§ **DIRECTIONS FOR THIS TASK**: The records below must be copied out completely and exactly.
# # # #
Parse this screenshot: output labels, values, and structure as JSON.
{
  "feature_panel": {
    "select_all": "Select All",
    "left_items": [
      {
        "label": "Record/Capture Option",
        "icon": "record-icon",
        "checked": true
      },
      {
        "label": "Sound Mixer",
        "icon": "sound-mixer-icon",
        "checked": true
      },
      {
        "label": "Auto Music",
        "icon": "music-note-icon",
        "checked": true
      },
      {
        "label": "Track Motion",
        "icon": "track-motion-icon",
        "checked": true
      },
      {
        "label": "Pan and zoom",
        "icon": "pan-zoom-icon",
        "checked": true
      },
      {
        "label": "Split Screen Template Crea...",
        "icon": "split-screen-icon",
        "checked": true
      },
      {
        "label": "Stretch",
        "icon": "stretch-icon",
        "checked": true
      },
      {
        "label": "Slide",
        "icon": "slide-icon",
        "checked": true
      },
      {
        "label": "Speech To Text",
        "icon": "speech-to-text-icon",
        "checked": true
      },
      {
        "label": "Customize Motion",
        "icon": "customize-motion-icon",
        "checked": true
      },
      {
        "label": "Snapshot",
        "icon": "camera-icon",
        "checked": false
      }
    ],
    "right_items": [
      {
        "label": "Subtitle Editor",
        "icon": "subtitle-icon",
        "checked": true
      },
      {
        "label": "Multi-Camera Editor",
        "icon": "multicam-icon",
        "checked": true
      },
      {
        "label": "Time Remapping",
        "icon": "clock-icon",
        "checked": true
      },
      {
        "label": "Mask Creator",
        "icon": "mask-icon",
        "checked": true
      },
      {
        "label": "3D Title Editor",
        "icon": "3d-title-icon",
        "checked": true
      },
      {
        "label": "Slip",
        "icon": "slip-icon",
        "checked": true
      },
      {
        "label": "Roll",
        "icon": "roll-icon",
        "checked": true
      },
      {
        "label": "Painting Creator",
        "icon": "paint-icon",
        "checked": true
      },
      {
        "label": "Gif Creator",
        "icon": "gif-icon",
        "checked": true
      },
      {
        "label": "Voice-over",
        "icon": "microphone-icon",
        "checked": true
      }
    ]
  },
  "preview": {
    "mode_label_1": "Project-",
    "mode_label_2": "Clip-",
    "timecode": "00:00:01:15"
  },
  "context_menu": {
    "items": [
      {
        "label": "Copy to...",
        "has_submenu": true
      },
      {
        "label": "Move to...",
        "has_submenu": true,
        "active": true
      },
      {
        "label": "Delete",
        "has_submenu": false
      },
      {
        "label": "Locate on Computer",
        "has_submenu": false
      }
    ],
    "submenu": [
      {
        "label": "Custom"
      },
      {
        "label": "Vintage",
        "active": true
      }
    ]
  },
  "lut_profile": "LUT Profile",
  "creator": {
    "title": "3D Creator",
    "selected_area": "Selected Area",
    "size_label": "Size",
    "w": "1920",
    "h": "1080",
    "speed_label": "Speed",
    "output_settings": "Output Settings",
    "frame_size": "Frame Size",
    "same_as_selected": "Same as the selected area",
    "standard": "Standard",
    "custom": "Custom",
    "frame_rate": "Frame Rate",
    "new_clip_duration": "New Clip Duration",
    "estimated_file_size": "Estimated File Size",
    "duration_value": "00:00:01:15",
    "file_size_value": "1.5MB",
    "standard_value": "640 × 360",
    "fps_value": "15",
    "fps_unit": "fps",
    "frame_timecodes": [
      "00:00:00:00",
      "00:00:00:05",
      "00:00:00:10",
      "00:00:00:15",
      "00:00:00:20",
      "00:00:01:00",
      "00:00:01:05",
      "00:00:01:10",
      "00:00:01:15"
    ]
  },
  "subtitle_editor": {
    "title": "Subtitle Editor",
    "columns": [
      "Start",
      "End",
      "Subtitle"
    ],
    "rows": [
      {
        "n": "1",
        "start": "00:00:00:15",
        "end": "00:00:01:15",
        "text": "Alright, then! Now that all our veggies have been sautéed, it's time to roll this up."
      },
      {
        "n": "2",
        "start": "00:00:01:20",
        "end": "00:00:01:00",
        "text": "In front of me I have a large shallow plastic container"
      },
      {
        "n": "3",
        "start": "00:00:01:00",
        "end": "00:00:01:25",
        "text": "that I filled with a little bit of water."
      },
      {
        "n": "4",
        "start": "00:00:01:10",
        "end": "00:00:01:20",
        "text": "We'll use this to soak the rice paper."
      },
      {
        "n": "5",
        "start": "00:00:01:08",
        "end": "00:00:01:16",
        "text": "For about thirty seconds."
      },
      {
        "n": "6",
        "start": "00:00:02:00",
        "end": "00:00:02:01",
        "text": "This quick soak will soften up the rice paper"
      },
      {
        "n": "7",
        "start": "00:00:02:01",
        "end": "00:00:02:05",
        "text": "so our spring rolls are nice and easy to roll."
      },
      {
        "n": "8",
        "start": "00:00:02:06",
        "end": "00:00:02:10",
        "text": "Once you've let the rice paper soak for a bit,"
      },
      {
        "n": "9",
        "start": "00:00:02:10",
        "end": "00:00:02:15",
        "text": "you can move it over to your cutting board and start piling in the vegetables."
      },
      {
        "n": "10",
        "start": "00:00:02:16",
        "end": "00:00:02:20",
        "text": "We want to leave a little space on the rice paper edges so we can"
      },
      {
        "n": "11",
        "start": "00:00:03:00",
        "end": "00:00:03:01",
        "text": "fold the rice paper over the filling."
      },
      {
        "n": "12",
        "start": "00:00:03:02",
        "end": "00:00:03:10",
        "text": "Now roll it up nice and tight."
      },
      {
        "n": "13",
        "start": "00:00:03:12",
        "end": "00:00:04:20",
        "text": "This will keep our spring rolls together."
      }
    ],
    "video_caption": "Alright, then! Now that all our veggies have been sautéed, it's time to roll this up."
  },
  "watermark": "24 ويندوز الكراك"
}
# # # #
§ **ANSWER SPACE**:
Parse this screenshot: output labels, values, and structure as JSON.
{
  "feature_panel": {
    "select_all": "Select All",
    "left_items": [
      {
        "label": "Record/Capture Option",
        "icon": "record-icon",
        "checked": true
      },
      {
        "label": "Sound Mixer",
        "icon": "sound-mixer-icon",
        "checked": true
      },
      {
        "label": "Auto Music",
        "icon": "music-note-icon",
        "checked": true
      },
      {
        "label": "Track Motion",
        "icon": "track-motion-icon",
        "checked": true
      },
      {
        "label": "Pan and zoom",
        "icon": "pan-zoom-icon",
        "checked": true
      },
      {
        "label": "Split Screen Template Crea...",
        "icon": "split-screen-icon",
        "checked": true
      },
      {
        "label": "Stretch",
        "icon": "stretch-icon",
        "checked": true
      },
      {
        "label": "Slide",
        "icon": "slide-icon",
        "checked": true
      },
      {
        "label": "Speech To Text",
        "icon": "speech-to-text-icon",
        "checked": true
      },
      {
        "label": "Customize Motion",
        "icon": "customize-motion-icon",
        "checked": true
      },
      {
        "label": "Snapshot",
        "icon": "camera-icon",
        "checked": false
      }
    ],
    "right_items": [
      {
        "label": "Subtitle Editor",
        "icon": "subtitle-icon",
        "checked": true
      },
      {
        "label": "Multi-Camera Editor",
        "icon": "multicam-icon",
        "checked": true
      },
      {
        "label": "Time Remapping",
        "icon": "clock-icon",
        "checked": true
      },
      {
        "label": "Mask Creator",
        "icon": "mask-icon",
        "checked": true
      },
      {
        "label": "3D Title Editor",
        "icon": "3d-title-icon",
        "checked": true
      },
      {
        "label": "Slip",
        "icon": "slip-icon",
        "checked": true
      },
      {
        "label": "Roll",
        "icon": "roll-icon",
        "checked": true
      },
      {
        "label": "Painting Creator",
        "icon": "paint-icon",
        "checked": true
      },
      {
        "label": "Gif Creator",
        "icon": "gif-icon",
        "checked": true
      },
      {
        "label": "Voice-over",
        "icon": "microphone-icon",
        "checked": true
      }
    ]
  },
  "preview": {
    "mode_label_1": "Project-",
    "mode_label_2": "Clip-",
    "timecode": "00:00:01:15"
  },
  "context_menu": {
    "items": [
      {
        "label": "Copy to...",
        "has_submenu": true
      },
      {
        "label": "Move to...",
        "has_submenu": true,
        "active": true
      },
      {
        "label": "Delete",
        "has_submenu": false
      },
      {
        "label": "Locate on Computer",
        "has_submenu": false
      }
    ],
    "submenu": [
      {
        "label": "Custom"
      },
      {
        "label": "Vintage",
        "active": true
      }
    ]
  },
  "lut_profile": "LUT Profile",
  "creator": {
    "title": "3D Creator",
    "selected_area": "Selected Area",
    "size_label": "Size",
    "w": "1920",
    "h": "1080",
    "speed_label": "Speed",
    "output_settings": "Output Settings",
    "frame_size": "Frame Size",
    "same_as_selected": "Same as the selected area",
    "standard": "Standard",
    "custom": "Custom",
    "frame_rate": "Frame Rate",
    "new_clip_duration": "New Clip Duration",
    "estimated_file_size": "Estimated File Size",
    "duration_value": "00:00:01:15",
    "file_size_value": "1.5MB",
    "standard_value": "640 × 360",
    "fps_value": "15",
    "fps_unit": "fps",
    "frame_timecodes": [
      "00:00:00:00",
      "00:00:00:05",
      "00:00:00:10",
      "00:00:00:15",
      "00:00:00:20",
      "00:00:01:00",
      "00:00:01:05",
      "00:00:01:10",
      "00:00:01:15"
    ]
  },
  "subtitle_editor": {
    "title": "Subtitle Editor",
    "columns": [
      "Start",
      "End",
      "Subtitle"
    ],
    "rows": [
      {
        "n": "1",
        "start": "00:00:00:15",
        "end": "00:00:01:15",
        "text": "Alright, then! Now that all our veggies have been sautéed, it's time to roll this up."
      },
      {
        "n": "2",
        "start": "00:00:01:20",
        "end": "00:00:01:00",
        "text": "In front of me I have a large shallow plastic container"
      },
      {
        "n": "3",
        "start": "00:00:01:00",
        "end": "00:00:01:25",
        "text": "that I filled with a little bit of water."
      },
      {
        "n": "4",
        "start": "00:00:01:10",
        "end": "00:00:01:20",
        "text": "We'll use this to soak the rice paper."
      },
      {
        "n": "5",
        "start": "00:00:01:08",
        "end": "00:00:01:16",
        "text": "For about thirty seconds."
      },
      {
        "n": "6",
        "start": "00:00:02:00",
        "end": "00:00:02:01",
        "text": "This quick soak will soften up the rice paper"
      },
      {
        "n": "7",
        "start": "00:00:02:01",
        "end": "00:00:02:05",
        "text": "so our spring rolls are nice and easy to roll."
      },
      {
        "n": "8",
        "start": "00:00:02:06",
        "end": "00:00:02:10",
        "text": "Once you've let the rice paper soak for a bit,"
      },
      {
        "n": "9",
        "start": "00:00:02:10",
        "end": "00:00:02:15",
        "text": "you can move it over to your cutting board and start piling in the vegetables."
      },
      {
        "n": "10",
        "start": "00:00:02:16",
        "end": "00:00:02:20",
        "text": "We want to leave a little space on the rice paper edges so we can"
      },
      {
        "n": "11",
        "start": "00:00:03:00",
        "end": "00:00:03:01",
        "text": "fold the rice paper over the filling."
      },
      {
        "n": "12",
        "start": "00:00:03:02",
        "end": "00:00:03:10",
        "text": "Now roll it up nice and tight."
      },
      {
        "n": "13",
        "start": "00:00:03:12",
        "end": "00:00:04:20",
        "text": "This will keep our spring rolls together."
      }
    ],
    "video_caption": "Alright, then! Now that all our veggies have been sautéed, it's time to roll this up."
  },
  "watermark": "24 ويندوز الكراك"
}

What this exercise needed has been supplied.